--- Exercise data Enclosed Below ---

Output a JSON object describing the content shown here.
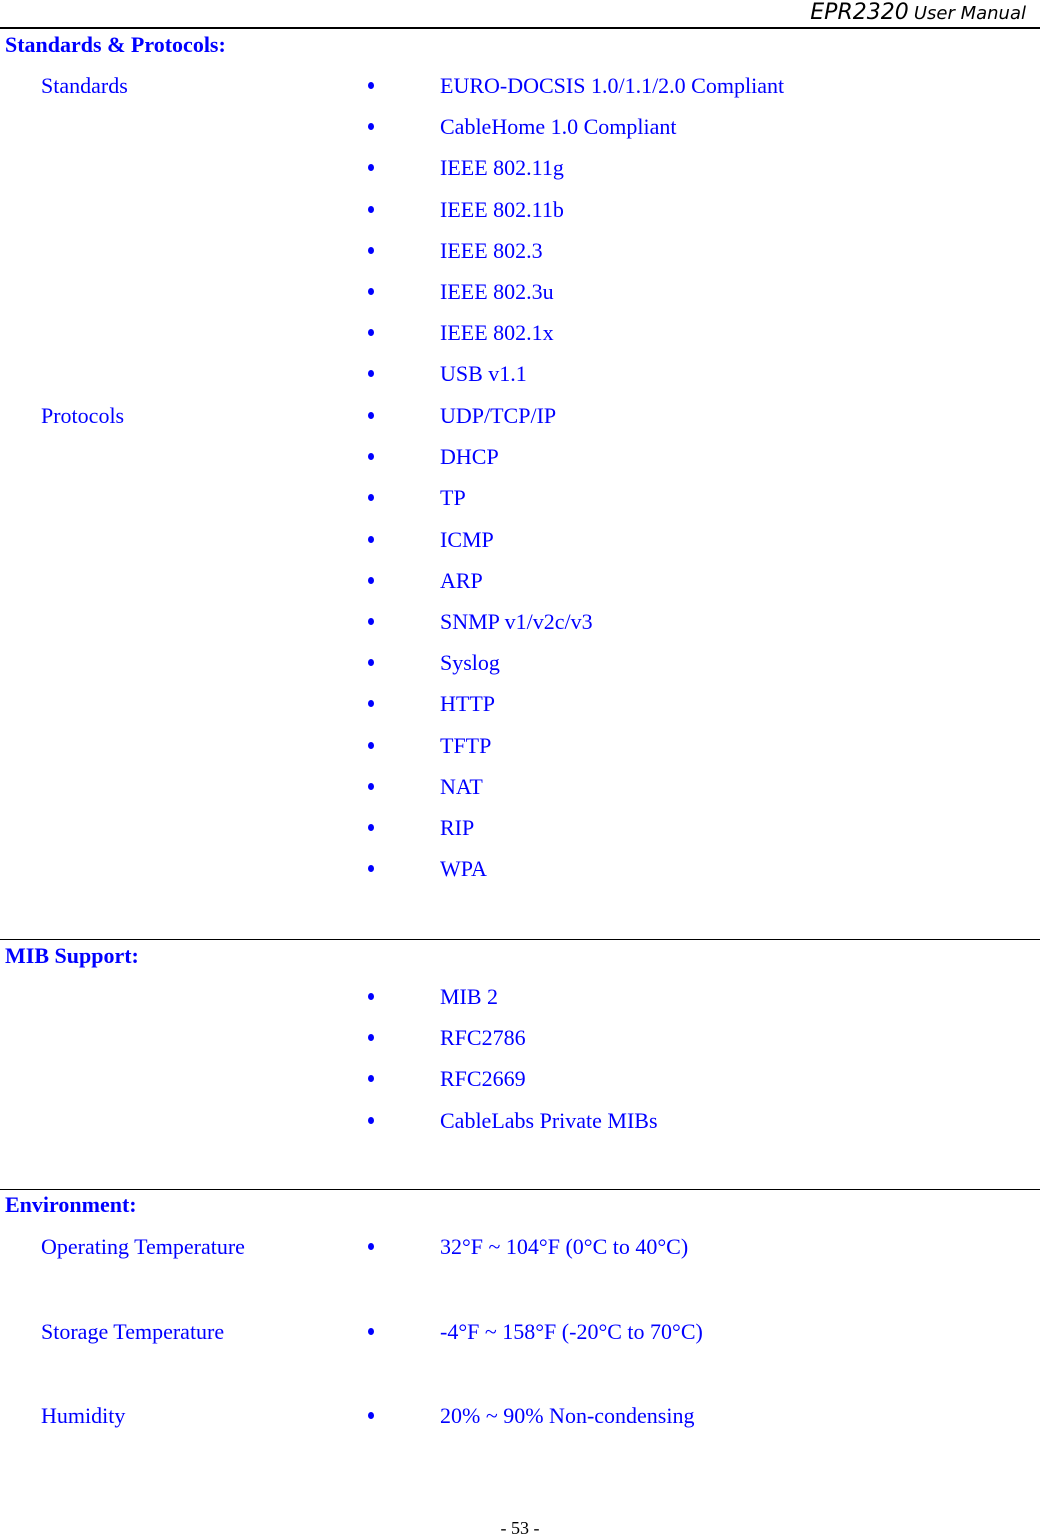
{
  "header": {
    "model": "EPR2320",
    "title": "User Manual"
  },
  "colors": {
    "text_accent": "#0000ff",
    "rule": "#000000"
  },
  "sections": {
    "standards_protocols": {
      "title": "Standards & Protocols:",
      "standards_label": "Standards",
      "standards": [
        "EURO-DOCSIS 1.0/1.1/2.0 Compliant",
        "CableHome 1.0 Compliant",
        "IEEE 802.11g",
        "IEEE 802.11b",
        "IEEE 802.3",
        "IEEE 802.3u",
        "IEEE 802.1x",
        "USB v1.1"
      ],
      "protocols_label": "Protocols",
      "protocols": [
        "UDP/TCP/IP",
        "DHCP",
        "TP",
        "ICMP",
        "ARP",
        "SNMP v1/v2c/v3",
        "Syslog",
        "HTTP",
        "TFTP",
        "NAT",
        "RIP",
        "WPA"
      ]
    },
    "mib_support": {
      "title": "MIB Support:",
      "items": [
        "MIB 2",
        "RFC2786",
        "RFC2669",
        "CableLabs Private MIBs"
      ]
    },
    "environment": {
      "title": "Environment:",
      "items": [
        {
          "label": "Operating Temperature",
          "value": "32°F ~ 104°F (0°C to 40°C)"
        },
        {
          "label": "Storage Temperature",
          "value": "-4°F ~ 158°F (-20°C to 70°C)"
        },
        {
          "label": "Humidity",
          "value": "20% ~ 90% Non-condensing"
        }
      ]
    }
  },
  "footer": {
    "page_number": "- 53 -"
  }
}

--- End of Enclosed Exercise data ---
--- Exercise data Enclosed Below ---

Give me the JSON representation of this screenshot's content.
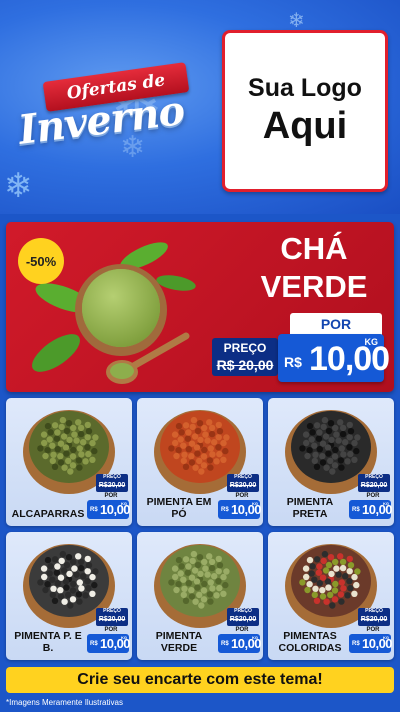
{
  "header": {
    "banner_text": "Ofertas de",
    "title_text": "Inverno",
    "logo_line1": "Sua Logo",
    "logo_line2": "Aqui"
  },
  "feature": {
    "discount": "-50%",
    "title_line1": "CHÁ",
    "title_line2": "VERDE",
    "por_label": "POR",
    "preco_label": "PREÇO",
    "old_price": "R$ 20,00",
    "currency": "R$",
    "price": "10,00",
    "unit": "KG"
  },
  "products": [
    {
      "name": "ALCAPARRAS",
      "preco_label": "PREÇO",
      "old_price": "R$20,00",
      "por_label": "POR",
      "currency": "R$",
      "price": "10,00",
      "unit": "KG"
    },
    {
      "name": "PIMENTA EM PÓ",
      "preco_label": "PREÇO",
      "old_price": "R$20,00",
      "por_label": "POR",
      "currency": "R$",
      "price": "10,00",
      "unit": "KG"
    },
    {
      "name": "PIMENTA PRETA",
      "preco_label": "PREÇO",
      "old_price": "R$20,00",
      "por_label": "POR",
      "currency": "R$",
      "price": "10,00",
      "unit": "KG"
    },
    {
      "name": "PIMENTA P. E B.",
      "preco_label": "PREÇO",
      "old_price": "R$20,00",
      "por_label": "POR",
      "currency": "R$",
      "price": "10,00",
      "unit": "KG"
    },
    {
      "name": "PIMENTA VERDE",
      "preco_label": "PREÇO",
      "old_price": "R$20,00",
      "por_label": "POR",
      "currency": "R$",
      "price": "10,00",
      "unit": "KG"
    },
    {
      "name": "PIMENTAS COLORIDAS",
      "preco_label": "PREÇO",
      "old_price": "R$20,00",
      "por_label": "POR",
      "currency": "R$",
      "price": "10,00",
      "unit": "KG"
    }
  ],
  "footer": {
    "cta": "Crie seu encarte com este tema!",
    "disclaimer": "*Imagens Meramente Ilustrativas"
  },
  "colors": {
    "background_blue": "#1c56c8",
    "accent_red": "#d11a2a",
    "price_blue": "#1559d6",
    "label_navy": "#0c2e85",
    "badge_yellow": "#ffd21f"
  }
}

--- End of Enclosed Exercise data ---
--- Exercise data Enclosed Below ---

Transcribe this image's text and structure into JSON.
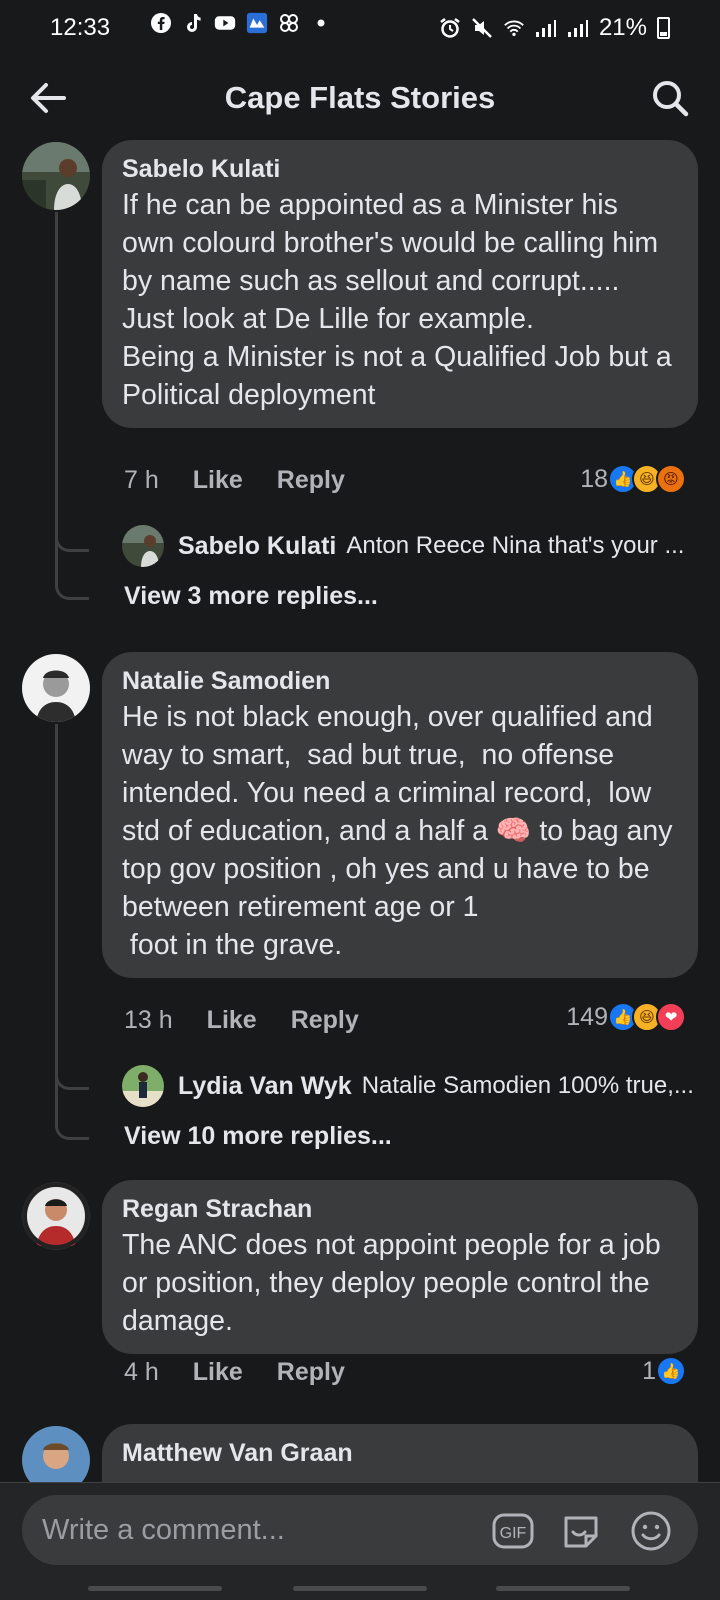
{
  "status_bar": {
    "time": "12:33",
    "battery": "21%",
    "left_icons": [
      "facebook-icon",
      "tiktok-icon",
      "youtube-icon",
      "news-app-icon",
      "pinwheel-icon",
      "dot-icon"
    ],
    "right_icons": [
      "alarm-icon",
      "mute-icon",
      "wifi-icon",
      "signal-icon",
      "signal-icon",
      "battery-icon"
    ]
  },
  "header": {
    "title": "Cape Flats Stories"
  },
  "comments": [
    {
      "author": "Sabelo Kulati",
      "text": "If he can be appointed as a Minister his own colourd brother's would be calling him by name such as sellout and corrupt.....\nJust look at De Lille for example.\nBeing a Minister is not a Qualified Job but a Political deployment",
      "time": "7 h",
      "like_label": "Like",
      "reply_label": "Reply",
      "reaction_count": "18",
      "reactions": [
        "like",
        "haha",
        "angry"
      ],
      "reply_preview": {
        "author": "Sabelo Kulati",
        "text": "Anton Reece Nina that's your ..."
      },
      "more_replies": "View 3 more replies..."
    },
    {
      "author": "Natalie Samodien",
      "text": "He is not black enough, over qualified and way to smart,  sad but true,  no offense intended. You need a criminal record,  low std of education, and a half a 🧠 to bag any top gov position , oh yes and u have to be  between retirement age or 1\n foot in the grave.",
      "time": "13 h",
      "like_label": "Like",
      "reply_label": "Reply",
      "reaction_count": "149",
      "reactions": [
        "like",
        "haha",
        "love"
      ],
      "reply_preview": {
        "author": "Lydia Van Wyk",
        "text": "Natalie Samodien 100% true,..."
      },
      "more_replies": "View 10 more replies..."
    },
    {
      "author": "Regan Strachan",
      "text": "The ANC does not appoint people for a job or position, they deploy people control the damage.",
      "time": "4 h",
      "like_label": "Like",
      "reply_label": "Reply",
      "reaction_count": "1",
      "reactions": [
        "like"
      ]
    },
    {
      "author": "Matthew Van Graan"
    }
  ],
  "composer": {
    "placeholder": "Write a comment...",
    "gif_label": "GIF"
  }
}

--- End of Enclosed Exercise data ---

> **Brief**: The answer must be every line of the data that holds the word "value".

> **Answer to the problem**:
          "value": "32°F ~ 104°F (0°C to 40°C)"
          "value": "-4°F ~ 158°F (-20°C to 70°C)"
          "value": "20% ~ 90% Non-condensing"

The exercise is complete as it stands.